It is possible to perform infrared imaging inspections on foot, using an aircraft, or via motor vehicle. The thermal imager needs to be maneuvered over the piping pathway itself. Because pipes are usually built in straight lines with well-defined networks, they should show up on the infrared imaging scanner. If the pipe appears to have a bulge in it, this could be a sign of a link. Usually, this is an ill-defined shape. On the scanner, the leak might show up as a different color when compared to the rest of the pipe. This is because the liquid is usually heated or cooled as it passes through the pipe. When it leaves the piping system itself, there will be a sudden temperature change, which should cause the liquid to change color.
Can thermal imaging see through concrete?
Not exactly. Thermal imaging equipment cannot see movement or leaks on the other side of concrete structures or walls, but it can usually detect temperature differences in utility lines running through concrete.
How do you detect a water leak underground?
Underground water leaks can be detected using thermal imaging. It tracks subtle temperature differences and patterns that reveal the existence of water.
How does thermal imaging detect moisture?
Thermal imaging can be used to detect moisture and predict where mold may be causing damage. A thermal camera highlights the difference in the regular ground temperature or temperature of the building material and any wet areas. This is because water naturally lowers the temperature of the material that is infiltrated.
Advantages of Using Infrared Imaging to Locate Leaks
Once a leak has been identified, it needs to be marked for further investigation. Some of the biggest advantages of using a thermal imaging utility locator for underground utilities include the cost of the system, its ease of deployment, and how quickly it can detect underground leaks.
This video discusses some of the on-the-job benefits of using thermal imaging to locate leaks.
With thermal imaging, utility location crews are able to find the leak without extensive excavating and avoid inconvenient complications, such as needing to shut off the water main. Technicians can dig directly down to the leak and this allows access to make repairs without leaving a wide footprint. The sooner these leaks are detected, the faster they can be repaired. This helps companies save money.
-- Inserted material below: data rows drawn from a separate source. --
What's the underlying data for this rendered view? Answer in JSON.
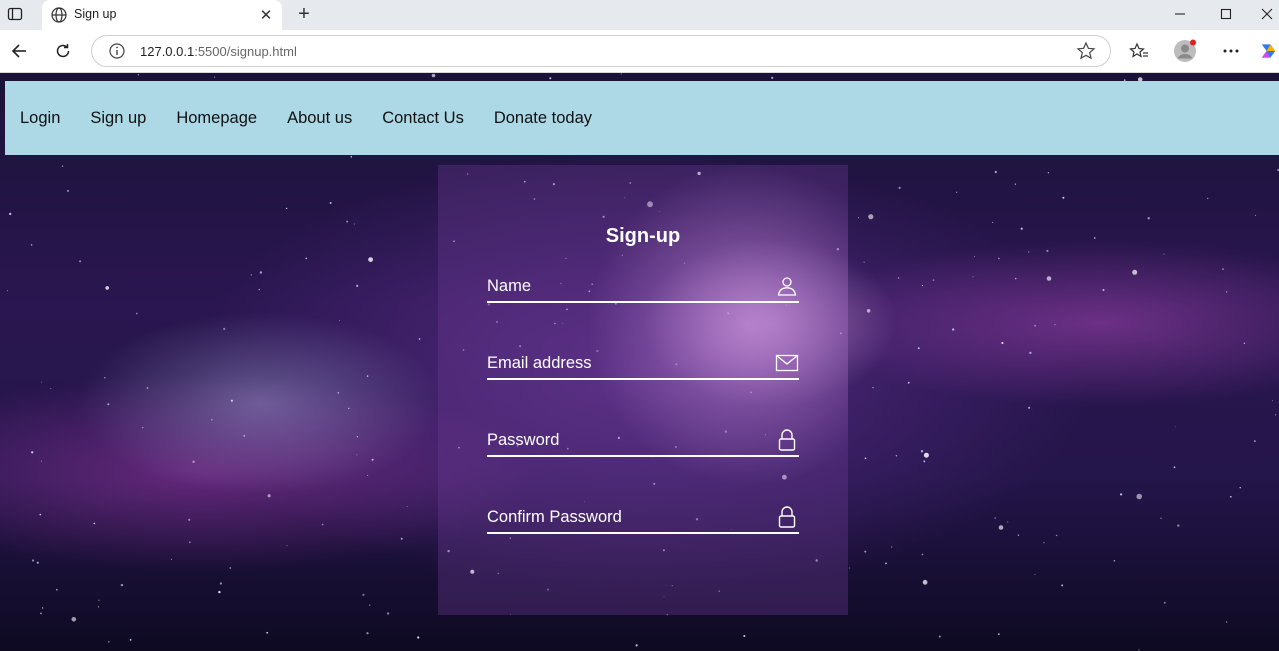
{
  "browser": {
    "tab_title": "Sign up",
    "url_host": "127.0.0.1",
    "url_rest": ":5500/signup.html"
  },
  "site_nav": {
    "links": [
      "Login",
      "Sign up",
      "Homepage",
      "About us",
      "Contact Us",
      "Donate today"
    ]
  },
  "form": {
    "title": "Sign-up",
    "fields": [
      {
        "label": "Name",
        "icon": "person-icon"
      },
      {
        "label": "Email address",
        "icon": "mail-icon"
      },
      {
        "label": "Password",
        "icon": "lock-icon"
      },
      {
        "label": "Confirm Password",
        "icon": "lock-icon"
      }
    ]
  },
  "colors": {
    "nav_background": "#add8e6",
    "text_on_card": "#ffffff"
  }
}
Thermal Imaging and Drone Technology
Thermal imaging technology becomes even more accurate and convenient when it’s combined with drones. A drone equipped with a thermal camera can access and provide an overview of virtually any site in order to detect a gas or water leak.
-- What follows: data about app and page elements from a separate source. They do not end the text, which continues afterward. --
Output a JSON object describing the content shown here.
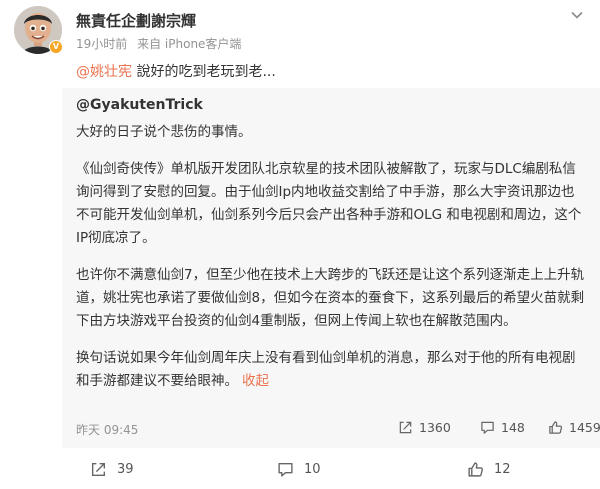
{
  "post": {
    "author": "無責任企劃謝宗輝",
    "time": "19小时前",
    "source": "来自 iPhone客户端",
    "mention": "@姚壮宪",
    "repost_comment": " 說好的吃到老玩到老..."
  },
  "quoted": {
    "author": "@GyakutenTrick",
    "paragraphs": [
      "大好的日子说个悲伤的事情。",
      "《仙剑奇侠传》单机版开发团队北京软星的技术团队被解散了，玩家与DLC编剧私信询问得到了安慰的回复。由于仙剑Ip内地收益交割给了中手游，那么大宇资讯那边也不可能开发仙剑单机，仙剑系列今后只会产出各种手游和OLG 和电视剧和周边，这个IP彻底凉了。",
      "也许你不满意仙剑7，但至少他在技术上大跨步的飞跃还是让这个系列逐渐走上上升轨道，姚壮宪也承诺了要做仙剑8，但如今在资本的蚕食下，这系列最后的希望火苗就剩下由方块游戏平台投资的仙剑4重制版，但网上传闻上软也在解散范围内。",
      "换句话说如果今年仙剑周年庆上没有看到仙剑单机的消息，那么对于他的所有电视剧和手游都建议不要给眼神。"
    ],
    "collapse_label": "收起",
    "time": "昨天 09:45",
    "reposts": "1360",
    "comments": "148",
    "likes": "1459"
  },
  "actions": {
    "reposts": "39",
    "comments": "10",
    "likes": "12"
  },
  "colors": {
    "accent": "#eb7350",
    "badge": "#f5a623",
    "quote_bg": "#f7f7f7"
  },
  "icons": [
    "avatar",
    "verified-badge-icon",
    "chevron-down-icon",
    "repost-icon",
    "comment-icon",
    "like-icon"
  ]
}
Call Us Today to Learn More
This is a brief overview of what thermal imaging is, how it works, and how it can be used to detect underground utility leaks. These leaks have the potential to cause major problems for residential and commercial locations. If you would like to learn more about thermal imaging and how it can help you, give us a call today!
We have a tremendous amount of experience dealing with a variety of issues when it comes to underground piping systems. Our professionals would be happy to help you with all of your residential and commercial underground utility needs.